▶ [GOAL OF THE EXERCISE]:
Your answer should be one number: the count of lines in the data below that include "index".

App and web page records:
↓↓↓

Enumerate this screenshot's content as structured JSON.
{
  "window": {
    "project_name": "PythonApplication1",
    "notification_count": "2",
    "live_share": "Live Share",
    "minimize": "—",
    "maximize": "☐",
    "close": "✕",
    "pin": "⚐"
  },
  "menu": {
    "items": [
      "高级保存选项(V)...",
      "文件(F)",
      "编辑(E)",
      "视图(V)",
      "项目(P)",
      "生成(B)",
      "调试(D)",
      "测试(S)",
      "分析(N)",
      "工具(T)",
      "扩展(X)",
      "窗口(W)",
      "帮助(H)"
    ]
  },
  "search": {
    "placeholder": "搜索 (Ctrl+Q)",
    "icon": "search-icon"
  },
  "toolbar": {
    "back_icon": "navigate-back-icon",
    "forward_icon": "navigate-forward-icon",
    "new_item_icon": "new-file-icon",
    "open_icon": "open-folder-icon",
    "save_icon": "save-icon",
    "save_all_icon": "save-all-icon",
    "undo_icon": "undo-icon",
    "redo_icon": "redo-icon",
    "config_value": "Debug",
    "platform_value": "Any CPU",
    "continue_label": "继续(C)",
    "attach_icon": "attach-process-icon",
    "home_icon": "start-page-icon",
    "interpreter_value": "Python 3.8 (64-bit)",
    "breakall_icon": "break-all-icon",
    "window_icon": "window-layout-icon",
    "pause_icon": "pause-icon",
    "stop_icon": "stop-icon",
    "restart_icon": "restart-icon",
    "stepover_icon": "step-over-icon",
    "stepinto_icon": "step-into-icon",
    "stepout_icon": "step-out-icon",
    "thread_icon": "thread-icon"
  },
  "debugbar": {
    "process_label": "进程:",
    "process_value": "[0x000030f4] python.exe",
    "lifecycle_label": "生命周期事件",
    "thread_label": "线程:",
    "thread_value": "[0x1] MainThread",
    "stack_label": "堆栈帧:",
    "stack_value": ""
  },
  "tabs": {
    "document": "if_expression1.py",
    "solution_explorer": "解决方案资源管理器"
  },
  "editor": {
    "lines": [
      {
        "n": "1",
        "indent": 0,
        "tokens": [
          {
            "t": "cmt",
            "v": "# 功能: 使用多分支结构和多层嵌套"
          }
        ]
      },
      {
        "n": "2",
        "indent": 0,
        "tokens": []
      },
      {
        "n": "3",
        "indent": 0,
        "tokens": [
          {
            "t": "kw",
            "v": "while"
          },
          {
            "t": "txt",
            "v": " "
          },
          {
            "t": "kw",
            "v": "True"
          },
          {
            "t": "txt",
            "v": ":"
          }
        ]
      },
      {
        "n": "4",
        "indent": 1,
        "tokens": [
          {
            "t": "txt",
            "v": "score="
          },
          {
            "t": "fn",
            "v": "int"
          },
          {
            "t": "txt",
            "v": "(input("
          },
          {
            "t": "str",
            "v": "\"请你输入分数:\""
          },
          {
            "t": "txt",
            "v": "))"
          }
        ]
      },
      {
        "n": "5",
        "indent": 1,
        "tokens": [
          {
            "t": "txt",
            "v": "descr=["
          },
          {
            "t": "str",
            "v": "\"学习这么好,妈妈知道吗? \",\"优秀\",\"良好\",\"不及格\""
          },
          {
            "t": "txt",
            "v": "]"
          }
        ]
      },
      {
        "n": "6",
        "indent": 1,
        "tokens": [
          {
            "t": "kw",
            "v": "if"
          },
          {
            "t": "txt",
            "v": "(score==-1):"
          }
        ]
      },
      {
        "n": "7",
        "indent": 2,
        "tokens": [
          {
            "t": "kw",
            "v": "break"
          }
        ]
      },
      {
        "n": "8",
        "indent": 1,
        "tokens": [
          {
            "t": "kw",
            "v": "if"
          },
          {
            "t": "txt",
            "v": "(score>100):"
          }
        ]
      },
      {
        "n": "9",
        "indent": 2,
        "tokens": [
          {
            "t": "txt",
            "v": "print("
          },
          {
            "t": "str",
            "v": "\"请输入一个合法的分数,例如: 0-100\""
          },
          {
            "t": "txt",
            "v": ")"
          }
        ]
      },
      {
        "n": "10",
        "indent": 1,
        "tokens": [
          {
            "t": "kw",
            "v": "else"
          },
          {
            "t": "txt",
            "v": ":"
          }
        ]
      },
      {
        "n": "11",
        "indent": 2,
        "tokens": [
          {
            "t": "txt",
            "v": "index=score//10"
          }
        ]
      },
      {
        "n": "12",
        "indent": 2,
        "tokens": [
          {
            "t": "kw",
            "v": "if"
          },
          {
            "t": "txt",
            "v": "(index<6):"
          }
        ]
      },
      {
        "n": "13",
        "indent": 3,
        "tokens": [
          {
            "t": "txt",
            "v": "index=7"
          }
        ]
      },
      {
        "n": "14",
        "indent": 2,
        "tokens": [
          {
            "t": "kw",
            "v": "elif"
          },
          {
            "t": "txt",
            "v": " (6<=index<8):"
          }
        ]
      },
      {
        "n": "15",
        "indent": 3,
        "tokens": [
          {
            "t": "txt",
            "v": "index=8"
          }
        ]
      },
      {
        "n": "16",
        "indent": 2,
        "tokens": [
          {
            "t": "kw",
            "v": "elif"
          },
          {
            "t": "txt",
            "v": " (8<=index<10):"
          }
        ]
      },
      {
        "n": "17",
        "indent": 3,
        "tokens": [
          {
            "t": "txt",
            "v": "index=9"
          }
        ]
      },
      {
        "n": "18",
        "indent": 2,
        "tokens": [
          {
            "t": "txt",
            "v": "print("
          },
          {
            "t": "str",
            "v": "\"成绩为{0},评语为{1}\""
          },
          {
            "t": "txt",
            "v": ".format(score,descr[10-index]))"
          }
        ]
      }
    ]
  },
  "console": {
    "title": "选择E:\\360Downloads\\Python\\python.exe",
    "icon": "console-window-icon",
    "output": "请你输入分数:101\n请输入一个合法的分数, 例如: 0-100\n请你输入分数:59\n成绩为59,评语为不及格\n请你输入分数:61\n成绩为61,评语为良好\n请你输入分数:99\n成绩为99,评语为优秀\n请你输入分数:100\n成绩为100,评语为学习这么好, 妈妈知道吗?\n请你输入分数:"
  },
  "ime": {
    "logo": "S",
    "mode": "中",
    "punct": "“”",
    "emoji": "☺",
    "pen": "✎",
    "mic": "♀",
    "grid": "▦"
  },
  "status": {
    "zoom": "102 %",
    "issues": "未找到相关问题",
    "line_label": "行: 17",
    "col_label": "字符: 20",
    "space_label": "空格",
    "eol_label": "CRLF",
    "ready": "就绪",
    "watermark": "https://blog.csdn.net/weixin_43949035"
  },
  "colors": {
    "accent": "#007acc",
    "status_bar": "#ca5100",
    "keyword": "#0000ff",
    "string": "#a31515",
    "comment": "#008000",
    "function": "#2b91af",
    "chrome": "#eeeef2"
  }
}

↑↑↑

▶ [OUTPUT FOR THIS EXERCISE]:
8